Stellar physics and the origin of chemical elements. The different nucleosynthetic processes occurring over the lifetime of stars; and the pollution/distribution of elements throughout the cosmos (e.g. through stellar winds, supernovae, neutron star mergers). Implication for the chemical evolution of galaxies. The use of observational data and theoretical models in constraining and understanding stellar physics and nucleosynthesis.
There is not a unique reference text. For different arguments we will use parts of text books (e.g. Pagel, 2009: "Nucleosynthesis and Chemical Evolution of Galaxies" 2nd edition, Cambridge University Press) and reviews (e.g. Burbidge et al. 1957, "Synthesis of the Elements in Stars"; Sneden, Cowan, and Gallino, 2008, "Neutron-capture elements in the early galaxy"; Nomoto, Kobayashi and Tominaga 2013 "Nucleosynthesis in Stars and the Chemical Enrichment of Galaxies") that will be specifically indicated during the course.

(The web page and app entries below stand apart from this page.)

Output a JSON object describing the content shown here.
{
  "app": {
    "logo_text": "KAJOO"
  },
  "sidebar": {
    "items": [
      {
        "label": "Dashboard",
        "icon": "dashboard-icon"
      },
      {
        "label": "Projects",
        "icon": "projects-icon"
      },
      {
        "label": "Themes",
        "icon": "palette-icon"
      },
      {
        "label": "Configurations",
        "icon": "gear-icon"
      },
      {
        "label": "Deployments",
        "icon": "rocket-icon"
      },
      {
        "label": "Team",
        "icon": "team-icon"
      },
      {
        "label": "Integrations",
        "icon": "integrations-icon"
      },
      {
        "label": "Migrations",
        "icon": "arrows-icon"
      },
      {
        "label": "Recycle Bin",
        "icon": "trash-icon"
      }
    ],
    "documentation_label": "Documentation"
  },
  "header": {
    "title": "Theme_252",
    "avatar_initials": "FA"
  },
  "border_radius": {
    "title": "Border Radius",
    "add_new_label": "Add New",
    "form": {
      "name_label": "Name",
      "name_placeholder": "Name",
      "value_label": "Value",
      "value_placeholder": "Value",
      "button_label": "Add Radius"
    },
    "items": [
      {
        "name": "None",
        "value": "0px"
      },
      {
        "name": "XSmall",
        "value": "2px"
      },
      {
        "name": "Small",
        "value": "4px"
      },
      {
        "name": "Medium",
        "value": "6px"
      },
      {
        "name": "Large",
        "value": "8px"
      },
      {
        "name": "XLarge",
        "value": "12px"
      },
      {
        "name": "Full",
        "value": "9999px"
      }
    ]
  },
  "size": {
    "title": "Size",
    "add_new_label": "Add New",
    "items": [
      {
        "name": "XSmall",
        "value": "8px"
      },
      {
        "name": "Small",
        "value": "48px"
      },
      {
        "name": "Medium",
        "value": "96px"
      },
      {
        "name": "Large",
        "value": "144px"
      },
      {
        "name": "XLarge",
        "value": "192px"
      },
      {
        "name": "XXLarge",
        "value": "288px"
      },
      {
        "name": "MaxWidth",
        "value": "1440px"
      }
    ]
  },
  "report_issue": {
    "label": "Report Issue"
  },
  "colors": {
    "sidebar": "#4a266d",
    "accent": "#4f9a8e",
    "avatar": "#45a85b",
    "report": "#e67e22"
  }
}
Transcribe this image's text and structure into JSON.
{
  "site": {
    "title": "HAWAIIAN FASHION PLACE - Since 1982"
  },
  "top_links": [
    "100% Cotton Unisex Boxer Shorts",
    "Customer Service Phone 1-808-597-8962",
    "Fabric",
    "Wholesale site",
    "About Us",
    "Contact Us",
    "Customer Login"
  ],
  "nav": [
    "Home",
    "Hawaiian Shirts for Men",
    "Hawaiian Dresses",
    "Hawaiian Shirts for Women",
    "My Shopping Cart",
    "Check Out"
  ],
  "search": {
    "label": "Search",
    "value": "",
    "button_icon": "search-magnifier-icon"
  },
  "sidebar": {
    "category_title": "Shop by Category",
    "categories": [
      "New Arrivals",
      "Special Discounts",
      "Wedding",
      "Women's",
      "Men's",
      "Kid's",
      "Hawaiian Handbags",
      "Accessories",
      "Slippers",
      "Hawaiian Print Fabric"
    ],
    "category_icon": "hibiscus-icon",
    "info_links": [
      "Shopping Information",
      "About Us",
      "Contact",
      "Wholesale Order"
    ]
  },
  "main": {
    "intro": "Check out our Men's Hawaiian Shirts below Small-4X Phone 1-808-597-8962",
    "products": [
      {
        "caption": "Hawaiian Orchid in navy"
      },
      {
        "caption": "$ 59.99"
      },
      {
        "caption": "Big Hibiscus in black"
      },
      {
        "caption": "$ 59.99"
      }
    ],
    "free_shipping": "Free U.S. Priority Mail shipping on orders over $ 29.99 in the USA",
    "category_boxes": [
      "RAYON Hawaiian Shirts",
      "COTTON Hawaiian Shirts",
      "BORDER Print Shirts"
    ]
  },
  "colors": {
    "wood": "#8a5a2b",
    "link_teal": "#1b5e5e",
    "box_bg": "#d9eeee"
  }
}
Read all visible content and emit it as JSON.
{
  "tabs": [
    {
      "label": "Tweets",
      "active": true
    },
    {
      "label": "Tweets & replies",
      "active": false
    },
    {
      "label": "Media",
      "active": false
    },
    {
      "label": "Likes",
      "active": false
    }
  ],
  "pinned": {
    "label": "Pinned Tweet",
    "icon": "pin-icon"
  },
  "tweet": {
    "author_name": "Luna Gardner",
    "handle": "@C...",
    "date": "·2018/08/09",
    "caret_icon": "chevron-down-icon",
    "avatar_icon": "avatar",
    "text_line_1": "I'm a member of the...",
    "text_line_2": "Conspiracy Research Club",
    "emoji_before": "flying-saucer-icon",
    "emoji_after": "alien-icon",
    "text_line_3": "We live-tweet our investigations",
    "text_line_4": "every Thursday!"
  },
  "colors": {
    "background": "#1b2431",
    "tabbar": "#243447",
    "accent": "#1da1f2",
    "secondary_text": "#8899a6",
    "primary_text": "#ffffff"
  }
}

Knowledge acquired: A general understanding of the origin of the chemical elements and their build-up with cosmic time. This includes understanding stellar evolution and different nucleosynthetic channels, as well as the basics of galactic chemical evolution, and its modelling.
Competence acquired: Knowledge of the current status in the field, and awareness of the most important open questions, and the foreseen progress in the coming years, especially in regard to large spectroscopic surveys.
Skills acquired (at the end of the course): to be able to follow seminars and to read literature papers. To be able to critically interpret results from observations of stellar abundances, as well as those of chemical evolution models.
Courses to be used as requirements (required and/or recommended) Courses required: none Courses recommended: Astrofisica
CFU: 6 Total hours of the course (including the time spent in attending lectures, seminars, private study, examinations, etc.): 150 Contact hours for: Lectures (hours): 48
Office hours: On request Dr. Stefania Salvadori Physics & Astronomy Department e-mail: firstname.lastname@example.org tel: 055 4572092, 055 2752 239 http://www.arcetri.astro.it/~ssalvadori
Type of Assessment
Exam modality: oral examination
The formation of chemical elements from the Big Bang to the present day, and the distribution of elements throughout various environments. Stellar evolution (e.g. various stellar burning phases), and the physics of nucleosynthesis, properties of nuclei, nuclear reactions in stars and their explosions. The elemental production of the first zero-metallicity population III to present day stars. The production of elements heavier than iron by the so-called s-, i-, and r-processes. The distribution of the various elements throughout the interstellar medium, and beyond. Chemical evolution models of galaxies: the basic ingredients (e.g. initial conditions, stellar initial mass function, stellar yields, gas flows) and application in regards to real galaxies. Galactic archaeology; chemical evolution of galaxies as seen through chemical abundance analysis of individual stars in the Milky Way and beyond. The role of observations in constraining theory and how they can further our understanding of stellar physics and nucleosynthesis. In this context a particular focus will be put on the importance of stellar clusters. An overview of recent, ongoing and upcoming large spectroscopic surveys, and their foreseen role in advancing the field.